**WHAT NEEDS TO BE DONE:** Look through the data below and count each line where the word "JSON" appears. Reply with the count alone.

**SOURCE DATA:**
------------------------------------------------

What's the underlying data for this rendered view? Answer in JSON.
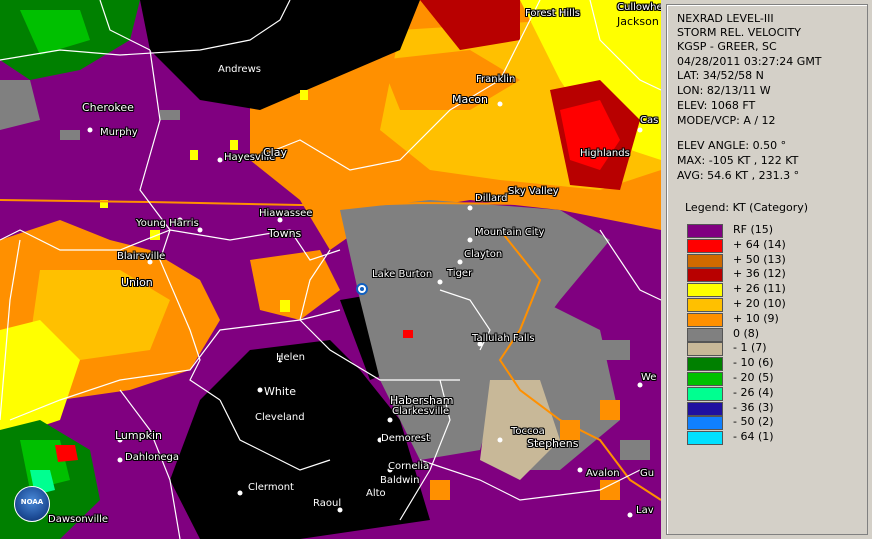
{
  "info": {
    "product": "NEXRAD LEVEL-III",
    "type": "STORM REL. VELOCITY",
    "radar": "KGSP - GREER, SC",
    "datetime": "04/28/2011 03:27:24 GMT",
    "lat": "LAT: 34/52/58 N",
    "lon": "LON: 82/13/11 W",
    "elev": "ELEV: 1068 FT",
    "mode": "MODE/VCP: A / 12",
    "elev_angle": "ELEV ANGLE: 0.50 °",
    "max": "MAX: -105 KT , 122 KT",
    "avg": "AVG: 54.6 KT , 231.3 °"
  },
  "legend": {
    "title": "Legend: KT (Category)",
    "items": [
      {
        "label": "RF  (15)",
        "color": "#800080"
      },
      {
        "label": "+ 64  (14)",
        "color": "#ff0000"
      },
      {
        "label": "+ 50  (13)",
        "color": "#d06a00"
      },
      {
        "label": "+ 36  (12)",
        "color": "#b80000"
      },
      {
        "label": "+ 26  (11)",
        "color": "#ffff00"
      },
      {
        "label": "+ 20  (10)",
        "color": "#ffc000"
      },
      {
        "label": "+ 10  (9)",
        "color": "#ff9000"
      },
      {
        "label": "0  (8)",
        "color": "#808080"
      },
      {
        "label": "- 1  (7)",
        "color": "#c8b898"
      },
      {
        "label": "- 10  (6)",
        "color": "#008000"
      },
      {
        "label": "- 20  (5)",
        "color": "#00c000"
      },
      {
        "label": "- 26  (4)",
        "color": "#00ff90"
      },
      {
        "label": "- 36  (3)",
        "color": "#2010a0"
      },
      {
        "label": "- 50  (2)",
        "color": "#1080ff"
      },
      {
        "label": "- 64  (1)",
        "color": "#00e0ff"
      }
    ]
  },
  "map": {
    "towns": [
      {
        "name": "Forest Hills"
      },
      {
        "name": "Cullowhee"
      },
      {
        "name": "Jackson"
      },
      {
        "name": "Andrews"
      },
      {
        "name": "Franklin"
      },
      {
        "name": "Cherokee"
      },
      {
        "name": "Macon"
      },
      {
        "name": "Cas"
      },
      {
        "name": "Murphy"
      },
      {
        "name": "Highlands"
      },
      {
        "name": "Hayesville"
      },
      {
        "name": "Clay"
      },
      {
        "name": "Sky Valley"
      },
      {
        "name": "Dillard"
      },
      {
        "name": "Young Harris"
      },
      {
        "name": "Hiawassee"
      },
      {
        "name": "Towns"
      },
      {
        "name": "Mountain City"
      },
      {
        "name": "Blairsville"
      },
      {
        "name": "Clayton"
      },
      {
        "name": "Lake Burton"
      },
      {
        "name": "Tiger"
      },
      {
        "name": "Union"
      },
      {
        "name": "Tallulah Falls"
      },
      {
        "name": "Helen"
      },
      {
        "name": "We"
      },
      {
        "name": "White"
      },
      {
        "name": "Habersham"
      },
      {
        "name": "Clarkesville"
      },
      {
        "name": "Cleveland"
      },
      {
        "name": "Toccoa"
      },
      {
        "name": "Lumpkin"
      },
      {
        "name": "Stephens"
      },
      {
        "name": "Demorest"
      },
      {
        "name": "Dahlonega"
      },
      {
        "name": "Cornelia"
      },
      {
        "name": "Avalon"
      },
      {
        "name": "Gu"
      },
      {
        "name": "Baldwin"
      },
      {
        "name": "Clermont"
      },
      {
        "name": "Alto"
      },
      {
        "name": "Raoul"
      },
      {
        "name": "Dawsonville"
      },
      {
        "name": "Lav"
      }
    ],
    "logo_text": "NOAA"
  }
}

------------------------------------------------

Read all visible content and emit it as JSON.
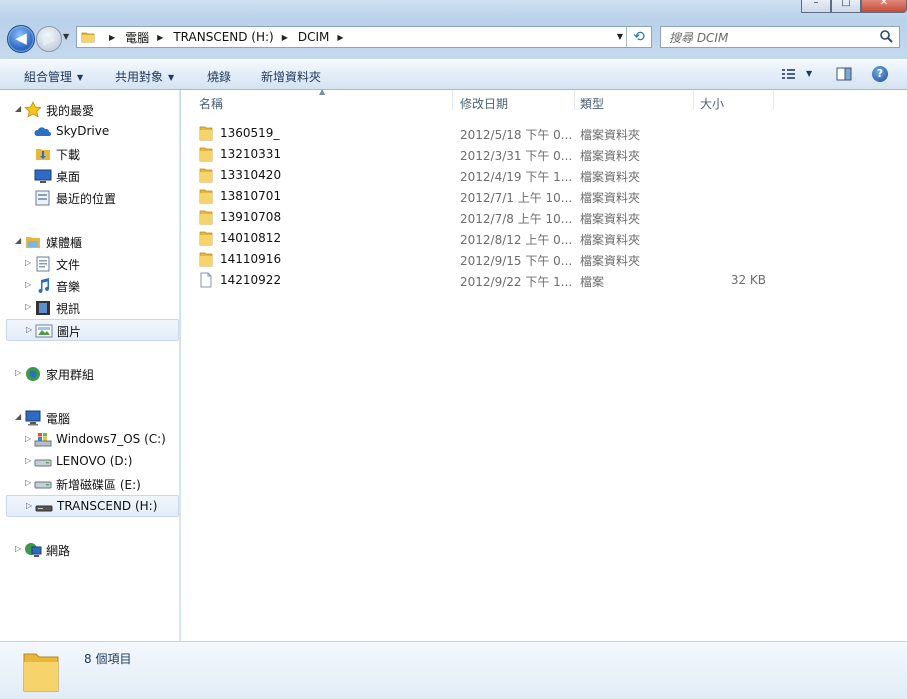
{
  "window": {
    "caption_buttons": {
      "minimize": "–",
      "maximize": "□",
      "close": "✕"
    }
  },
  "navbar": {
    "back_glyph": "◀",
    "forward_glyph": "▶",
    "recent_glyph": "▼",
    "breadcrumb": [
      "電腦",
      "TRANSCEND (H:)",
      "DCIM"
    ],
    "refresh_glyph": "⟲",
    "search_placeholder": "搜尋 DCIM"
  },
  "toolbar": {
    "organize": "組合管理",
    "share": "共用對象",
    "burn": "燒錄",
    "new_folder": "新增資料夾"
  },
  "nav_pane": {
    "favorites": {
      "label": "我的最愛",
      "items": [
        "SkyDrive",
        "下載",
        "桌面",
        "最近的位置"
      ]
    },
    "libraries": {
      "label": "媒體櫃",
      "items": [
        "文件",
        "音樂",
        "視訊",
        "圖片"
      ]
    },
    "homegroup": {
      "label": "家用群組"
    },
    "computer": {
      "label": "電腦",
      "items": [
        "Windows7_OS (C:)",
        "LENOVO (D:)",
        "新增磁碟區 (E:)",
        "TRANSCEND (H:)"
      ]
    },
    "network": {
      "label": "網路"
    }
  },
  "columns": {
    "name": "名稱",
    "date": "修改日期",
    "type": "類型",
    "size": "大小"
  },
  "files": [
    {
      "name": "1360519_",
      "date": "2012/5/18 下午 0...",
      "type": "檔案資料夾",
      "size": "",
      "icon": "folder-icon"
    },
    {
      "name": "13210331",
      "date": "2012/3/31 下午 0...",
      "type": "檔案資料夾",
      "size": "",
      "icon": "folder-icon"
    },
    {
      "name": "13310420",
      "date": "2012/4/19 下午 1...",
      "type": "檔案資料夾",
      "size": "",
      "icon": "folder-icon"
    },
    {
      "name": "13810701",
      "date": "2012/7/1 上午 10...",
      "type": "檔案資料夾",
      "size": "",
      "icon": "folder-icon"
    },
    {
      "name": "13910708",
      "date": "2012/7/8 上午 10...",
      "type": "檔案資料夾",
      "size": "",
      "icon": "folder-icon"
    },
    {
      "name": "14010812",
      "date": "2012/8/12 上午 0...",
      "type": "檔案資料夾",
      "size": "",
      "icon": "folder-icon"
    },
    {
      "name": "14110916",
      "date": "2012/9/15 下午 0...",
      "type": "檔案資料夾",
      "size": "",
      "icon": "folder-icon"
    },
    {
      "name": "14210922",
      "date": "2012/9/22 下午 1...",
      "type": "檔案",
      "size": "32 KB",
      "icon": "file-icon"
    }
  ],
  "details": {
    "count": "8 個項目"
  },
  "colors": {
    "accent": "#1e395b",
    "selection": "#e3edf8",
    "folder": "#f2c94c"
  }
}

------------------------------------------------

**ANSWER BOX:** 2